Data mining technologies have now been used in commercial, industrial, and governmental businesses, for various purposes, ranging from increasing profitability to enhancing national security. The widespread applications of data mining technologies have raised concerns about trade secrecy of corporations and privacy of innocent people contained in the datasets collected and used for the data mining purpose. It is necessary that data mining technologies designed for knowledge discovery across corporations and for security purpose towards general population have sufficient privacy awareness to protect the corporate trade secrecy and individual private information. Unfortunately, most standard data mining algorithms are not very efficient in terms of privacy protection, as they were originally developed mainly for commercial applications, in which different organizations collect and own their private databases, and mine their private databases for specific commercial purposes. In the cases of inter-corporation and security data mining applications, data mining algorithms may be applied to datasets containing sensitive or private information. Data warehouse owners and government agencies may potentially have access to many databases collected from different sources and may extract any information from these databases. This potentially unlimited access to data and information raises the fear of possible abuse and promotes the call for privacy protection and due process of law. Privacy-preserving data mining techniques have been developed to address these concerns (Fung et al., 2007; Zhang, & Zhang, 2007). The general goal of the privacy-preserving data mining techniques is defined as to hide sensitive individual data values from the outside world or from unauthorized persons, and simultaneously preserve the underlying data patterns and semantics so that a valid and efficient decision model based on the distorted data can be constructed. In the best scenarios, this new decision model should be equivalent to or even better than the model using the original data from the viewpoint of decision accuracy. There are currently at least two broad classes of approaches to achieving this goal. The first class of approaches attempts to distort the original data values so that the data miners (analysts) have no means (or greatly reduced ability) to derive the original values of the data. The second is to modify the data mining algorithms so that they allow data mining operations on distributed datasets without knowing the exact values of the data or without direct accessing the original datasets. This article only discusses the first class of approaches. Interested readers may consult (Clifton et al., 2003) and the references therein for discussions on distributed data mining approaches.
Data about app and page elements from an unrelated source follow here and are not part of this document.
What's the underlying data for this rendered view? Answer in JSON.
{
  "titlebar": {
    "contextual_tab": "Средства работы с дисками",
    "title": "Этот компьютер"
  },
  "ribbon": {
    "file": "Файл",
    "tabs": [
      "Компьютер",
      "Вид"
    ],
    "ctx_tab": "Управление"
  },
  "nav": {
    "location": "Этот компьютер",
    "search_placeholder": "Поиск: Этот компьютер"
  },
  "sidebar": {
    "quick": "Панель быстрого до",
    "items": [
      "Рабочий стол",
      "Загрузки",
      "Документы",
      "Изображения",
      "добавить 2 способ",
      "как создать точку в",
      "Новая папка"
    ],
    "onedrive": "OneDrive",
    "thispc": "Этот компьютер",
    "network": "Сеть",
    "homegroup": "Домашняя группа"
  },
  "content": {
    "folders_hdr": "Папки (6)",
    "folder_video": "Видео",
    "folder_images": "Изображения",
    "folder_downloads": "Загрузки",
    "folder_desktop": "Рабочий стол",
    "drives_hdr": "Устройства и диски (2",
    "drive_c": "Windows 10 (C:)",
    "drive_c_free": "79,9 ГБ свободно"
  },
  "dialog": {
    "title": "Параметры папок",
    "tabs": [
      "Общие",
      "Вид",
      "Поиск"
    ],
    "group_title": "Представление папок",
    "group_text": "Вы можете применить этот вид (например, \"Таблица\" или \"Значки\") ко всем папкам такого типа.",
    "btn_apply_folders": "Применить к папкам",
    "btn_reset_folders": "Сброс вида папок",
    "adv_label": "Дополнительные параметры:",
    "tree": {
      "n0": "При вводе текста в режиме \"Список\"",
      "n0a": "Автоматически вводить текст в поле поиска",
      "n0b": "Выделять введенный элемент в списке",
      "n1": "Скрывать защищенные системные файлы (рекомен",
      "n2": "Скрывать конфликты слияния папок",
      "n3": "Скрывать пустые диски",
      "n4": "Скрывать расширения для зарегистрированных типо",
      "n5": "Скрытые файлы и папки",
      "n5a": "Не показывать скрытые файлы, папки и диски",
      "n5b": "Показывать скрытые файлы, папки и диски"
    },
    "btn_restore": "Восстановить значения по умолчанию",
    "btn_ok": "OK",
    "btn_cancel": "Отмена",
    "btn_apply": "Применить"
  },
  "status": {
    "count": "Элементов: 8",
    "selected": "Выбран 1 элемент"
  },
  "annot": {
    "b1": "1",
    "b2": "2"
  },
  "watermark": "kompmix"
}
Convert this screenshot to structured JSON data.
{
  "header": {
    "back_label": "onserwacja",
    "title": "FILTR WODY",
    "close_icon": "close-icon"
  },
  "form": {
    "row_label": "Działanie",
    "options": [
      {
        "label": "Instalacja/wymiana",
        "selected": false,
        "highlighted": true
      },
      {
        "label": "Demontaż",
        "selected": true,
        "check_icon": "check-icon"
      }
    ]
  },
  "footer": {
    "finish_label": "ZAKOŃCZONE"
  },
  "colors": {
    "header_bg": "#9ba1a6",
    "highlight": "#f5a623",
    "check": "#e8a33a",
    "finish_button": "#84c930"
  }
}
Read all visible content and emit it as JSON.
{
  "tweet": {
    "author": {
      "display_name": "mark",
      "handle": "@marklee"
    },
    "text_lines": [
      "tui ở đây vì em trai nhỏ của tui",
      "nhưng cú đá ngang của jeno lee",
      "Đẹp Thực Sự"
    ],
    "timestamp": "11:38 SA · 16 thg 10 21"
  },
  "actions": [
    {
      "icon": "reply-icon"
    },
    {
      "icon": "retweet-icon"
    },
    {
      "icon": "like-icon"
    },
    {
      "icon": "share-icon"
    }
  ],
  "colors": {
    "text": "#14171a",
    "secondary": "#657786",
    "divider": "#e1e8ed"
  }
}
The input to a data mining algorithm in many cases can be represented by a vector-space model, where a collection of records or objects is encoded as an n × m object-attribute matrix (Frankes, & Baeza-Yates, 1992). For example, the set of vocabulary (words or terms) in a dictionary can be the items forming the rows of the matrix, and the occurrence frequencies of all terms in a document are listed in a column of the matrix. A collection of documents thus forms a term-document matrix commonly used in information retrieval. In the context of privacy-preserving data mining, each column of the data matrix can contain the attributes of a person, such as the person’s name, income, social security number, address, telephone number, medical records, etc. Datasets of interest often lead to a very high dimensional matrix representation (Achlioptas, 2004). It is observable that many real-world datasets have nonnegative values for attributes. In fact, many of the existing data distortion methods inevitably fall into the context of matrix computation. For instance, having the longest history in privacy protection area and by adding random noise to the data, additive noise method can be viewed as a random matrix and therefore its properties can be understood by studying the properties of random matrices (Kargupta et al., 1991).